In the annals of science fiction and fantasy, it’s hard to think of a faux-profanity more beloved than “smeg.” There isn’t any other fanbase I can think of that has adopted a series-specific faux-profanity as a moniker. But the “smegheads” who adore the BBC science fiction comedy Red Dwarf use the term unabashedly.
Controversy surrounds “smeg,” with some questioning its faux-status, and it is difficult to pin down answers. Some of the cast (Robert Llewellyn) claims it’s rooted in the real world whereas others say the opposite (creators Rob Grant and Doug Naylor). In fact, on the interview CD from the Six of the Best box set, the creators are quoted as saying, “we wanted to invent a futuristic curse word which had the right sort of consonant and vowel arrangement to make it sound like a genuine… curse word.”

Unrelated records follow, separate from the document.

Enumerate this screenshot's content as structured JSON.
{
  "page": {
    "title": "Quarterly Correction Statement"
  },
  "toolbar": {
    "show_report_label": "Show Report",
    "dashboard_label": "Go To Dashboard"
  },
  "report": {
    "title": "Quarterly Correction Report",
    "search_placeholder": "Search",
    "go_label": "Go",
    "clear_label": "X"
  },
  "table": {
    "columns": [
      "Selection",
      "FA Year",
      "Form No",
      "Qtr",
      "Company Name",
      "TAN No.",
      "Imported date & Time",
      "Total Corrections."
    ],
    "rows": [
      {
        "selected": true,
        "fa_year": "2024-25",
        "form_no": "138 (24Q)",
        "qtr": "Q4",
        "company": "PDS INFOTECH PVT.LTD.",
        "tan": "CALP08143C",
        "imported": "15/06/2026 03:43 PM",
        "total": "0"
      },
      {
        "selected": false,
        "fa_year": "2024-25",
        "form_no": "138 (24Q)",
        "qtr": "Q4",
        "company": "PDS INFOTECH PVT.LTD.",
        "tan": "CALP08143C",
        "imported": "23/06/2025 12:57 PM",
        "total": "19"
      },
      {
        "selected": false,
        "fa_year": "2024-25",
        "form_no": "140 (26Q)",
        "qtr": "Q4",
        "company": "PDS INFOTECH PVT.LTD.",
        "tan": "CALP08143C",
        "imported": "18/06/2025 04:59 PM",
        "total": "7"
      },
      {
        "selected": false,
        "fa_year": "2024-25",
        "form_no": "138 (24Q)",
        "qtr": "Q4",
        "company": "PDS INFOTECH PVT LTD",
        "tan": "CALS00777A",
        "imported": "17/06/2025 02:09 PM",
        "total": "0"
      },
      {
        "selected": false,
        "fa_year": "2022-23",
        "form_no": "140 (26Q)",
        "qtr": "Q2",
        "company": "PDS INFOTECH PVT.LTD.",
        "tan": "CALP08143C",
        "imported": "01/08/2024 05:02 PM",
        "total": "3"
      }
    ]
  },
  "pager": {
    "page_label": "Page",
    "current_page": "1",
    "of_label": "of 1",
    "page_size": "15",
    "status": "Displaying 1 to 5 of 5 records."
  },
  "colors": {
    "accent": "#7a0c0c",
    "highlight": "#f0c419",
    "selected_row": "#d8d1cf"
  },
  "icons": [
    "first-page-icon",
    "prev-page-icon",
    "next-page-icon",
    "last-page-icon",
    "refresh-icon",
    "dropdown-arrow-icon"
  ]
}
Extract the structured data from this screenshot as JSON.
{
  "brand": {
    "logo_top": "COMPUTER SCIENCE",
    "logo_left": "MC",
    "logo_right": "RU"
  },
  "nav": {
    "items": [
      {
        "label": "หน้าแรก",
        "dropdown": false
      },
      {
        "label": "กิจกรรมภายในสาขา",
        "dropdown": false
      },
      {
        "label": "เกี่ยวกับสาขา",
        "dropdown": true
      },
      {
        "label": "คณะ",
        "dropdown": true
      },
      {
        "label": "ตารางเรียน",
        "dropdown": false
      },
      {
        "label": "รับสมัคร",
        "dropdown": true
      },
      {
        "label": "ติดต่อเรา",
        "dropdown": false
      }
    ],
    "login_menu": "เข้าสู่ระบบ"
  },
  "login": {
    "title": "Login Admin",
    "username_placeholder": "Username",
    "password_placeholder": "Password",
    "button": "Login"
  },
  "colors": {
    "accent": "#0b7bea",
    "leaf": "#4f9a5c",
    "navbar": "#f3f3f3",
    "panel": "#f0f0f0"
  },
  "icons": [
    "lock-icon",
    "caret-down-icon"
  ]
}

Whether you believe it to be real or fake, it’s easy to appreciate its simplicity and it works in plenty of uses throughout the show’s run. I wish there were some hints to its meaning within the writing or at least nod toward its orthographic or semantic drift. As a vulgarity, it captures the right tone, and it doesn’t feel like a skip around censors (looking at you, Battlestar). So, “smeg” on smegheads.
Previous Raunch Reviews
- “Burn Me” from Robert Jordan’s The Wheel of Time
- “Slitch” from Robert A. Heinlein’s Friday
- “Yarbles” from Anthony Burgess’ A Clockwork Orange
- “Cuss” from Wes Anderson’s Fantastic Mr. Fox
- “Feth” from Dan Abnett’s Gaunt’s Ghosts from Warhammer 40k
- “Shazbot” from Garry Marshall’s Mork & Mindy and Dynamix’s Starsiege: Tribes
- “Seven Hells” from George R. R. Martin’s A Song of Ice & Fire/Game of Thrones
- “Mudblood” from J. K. Rowling’s Harry Potter series
- “Frak” from Glen A. Larson’s, Ronald D. Moore’s, & David Eick’s Battlestar Galactica
- “Jabber” from China Miéville’s Bas-Lag series
- “Storm it”/”Storms”/”Storming” from Brandon Sanderson’s The Stormlight Archives
Have a suggestion for Raunch Reviews? It can be any made up slang word from a book, television show, or movie. You can email me directly with your recommendation or leave a comment below. I’ll need to spend time with the property before I’ll feel confident reviewing it, so give me a little time. I have a lot of books to read.